In general, we can use the concatenation of multiple bytes to represent larger integers. In this lab, we choose a "big-endian" representation, where the most-significant byte comes first. By this, we mean that, if we have a byte string containing bytes b_0, b_1, b_2, and b_3 (in that order), this represents an integer:
In theory, we could extend this to an arbitrary number of bytes to represent arbitrarily large integers. In this lab, though, we chose to represent lengths using 4 bytes only (though this still allows us to represent integers up to 4,294,967,295).
Since we can index into bytestrings to get integer values, it is possible to
compute this value directly without a complicated algorithm. Alternatively,
you can look up the documentation for the
which will handle this conversion (in either direction).
10.5) Byte Arrays
It is worth noting also that the
bytes type, like regular Python strings, is
immutable. On occasion (depending on the operation you want to perform), you
may wish to work with a mutable array of bytes (such that you can mutate it
by changing a character in place, by appending/extending values, etc.).
To this end, Python gives us the
bytearray type. You can create a
bytearray from a bytestring with
bytearray(x), or you can create an empty
>>> ba = bytearray() >>> ba.extend(u8) >>> ba.extend("übergänge".encode('utf-8')) >>> ba bytearray(b'Fu\xc3\x9fg\xc3\xa4nger\xc3\xbcberg\xc3\xa4nge')
Note that the elements in the
bytearray need to be valid bytes (integers in
the range 0 to 255, inclusive). So you can
bytearray by an
iterable of integers. But if you want to append values (or modify values),
those values need to be given as integers.
It is worth noting, also, that
bytearray objects can, in many ways, be
bytes objects.
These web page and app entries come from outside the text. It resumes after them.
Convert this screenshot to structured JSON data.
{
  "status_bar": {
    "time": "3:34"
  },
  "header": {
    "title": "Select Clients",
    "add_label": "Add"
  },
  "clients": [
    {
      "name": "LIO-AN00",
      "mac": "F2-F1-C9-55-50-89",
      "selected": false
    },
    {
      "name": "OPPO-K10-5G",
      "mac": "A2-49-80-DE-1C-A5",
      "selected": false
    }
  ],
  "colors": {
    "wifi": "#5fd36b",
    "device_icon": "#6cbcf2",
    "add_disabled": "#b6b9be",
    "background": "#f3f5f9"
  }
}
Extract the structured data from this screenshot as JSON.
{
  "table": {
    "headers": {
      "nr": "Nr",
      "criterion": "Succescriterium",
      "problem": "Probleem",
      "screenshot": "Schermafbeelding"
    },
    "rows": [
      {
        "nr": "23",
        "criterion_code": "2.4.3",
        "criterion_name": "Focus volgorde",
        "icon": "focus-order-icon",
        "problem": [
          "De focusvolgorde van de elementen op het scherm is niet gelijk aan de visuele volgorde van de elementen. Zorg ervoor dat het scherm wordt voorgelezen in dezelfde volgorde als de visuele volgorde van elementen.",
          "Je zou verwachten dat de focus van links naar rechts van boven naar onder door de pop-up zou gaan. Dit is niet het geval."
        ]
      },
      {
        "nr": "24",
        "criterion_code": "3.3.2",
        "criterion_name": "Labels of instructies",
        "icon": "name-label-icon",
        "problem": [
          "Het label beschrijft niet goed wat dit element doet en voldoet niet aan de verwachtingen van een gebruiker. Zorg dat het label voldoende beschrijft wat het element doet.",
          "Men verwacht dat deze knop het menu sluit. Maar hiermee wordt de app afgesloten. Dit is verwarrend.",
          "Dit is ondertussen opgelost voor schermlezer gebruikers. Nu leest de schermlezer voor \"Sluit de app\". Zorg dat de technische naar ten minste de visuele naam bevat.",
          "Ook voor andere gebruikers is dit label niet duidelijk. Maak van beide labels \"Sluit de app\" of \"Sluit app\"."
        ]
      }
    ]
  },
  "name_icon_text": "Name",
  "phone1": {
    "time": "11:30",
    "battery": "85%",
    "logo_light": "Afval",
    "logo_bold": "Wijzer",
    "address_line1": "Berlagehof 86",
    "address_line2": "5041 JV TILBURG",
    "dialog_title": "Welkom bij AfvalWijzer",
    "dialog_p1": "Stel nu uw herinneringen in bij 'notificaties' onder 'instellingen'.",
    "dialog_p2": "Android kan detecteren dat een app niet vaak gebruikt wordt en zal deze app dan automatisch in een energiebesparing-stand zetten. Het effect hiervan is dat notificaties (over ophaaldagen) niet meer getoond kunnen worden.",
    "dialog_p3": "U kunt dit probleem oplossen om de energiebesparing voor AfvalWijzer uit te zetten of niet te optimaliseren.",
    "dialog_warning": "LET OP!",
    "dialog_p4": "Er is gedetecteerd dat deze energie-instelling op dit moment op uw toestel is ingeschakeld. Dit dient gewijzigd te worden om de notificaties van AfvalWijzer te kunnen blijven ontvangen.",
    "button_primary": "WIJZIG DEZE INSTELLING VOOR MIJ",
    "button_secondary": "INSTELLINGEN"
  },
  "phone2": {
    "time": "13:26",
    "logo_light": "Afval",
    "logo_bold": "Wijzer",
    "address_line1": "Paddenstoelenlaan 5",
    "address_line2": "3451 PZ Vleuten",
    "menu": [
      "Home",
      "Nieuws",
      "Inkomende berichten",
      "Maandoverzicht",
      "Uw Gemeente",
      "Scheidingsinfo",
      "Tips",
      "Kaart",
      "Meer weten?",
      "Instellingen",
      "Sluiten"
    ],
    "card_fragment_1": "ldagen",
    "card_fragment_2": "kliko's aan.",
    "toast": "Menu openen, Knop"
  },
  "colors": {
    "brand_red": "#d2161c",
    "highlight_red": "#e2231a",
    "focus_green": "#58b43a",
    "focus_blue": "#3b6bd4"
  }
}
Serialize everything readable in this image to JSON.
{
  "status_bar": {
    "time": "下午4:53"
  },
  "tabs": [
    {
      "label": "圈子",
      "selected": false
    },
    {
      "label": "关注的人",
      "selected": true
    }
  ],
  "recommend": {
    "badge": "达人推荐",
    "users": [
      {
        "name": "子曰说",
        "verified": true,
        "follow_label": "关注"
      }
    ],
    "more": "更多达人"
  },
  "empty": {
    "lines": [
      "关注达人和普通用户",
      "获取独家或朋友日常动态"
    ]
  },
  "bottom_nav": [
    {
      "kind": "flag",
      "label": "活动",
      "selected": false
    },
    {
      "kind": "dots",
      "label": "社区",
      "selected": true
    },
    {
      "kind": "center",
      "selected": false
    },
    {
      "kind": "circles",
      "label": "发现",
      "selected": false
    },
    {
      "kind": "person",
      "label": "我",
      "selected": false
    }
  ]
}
For example, they provide a
>>> ba.decode('utf-8') 'Fußgängerübergänge'
But if you need to, you can always convert back to a
>>> x2 = bytes(ba)
Just like lists vs. tuples, the question of whether you want a byte string or a byte array is heavily dependent on the application (certain operations might only be possible on one type or the other, or certain operations might be more efficient with one type than with the other).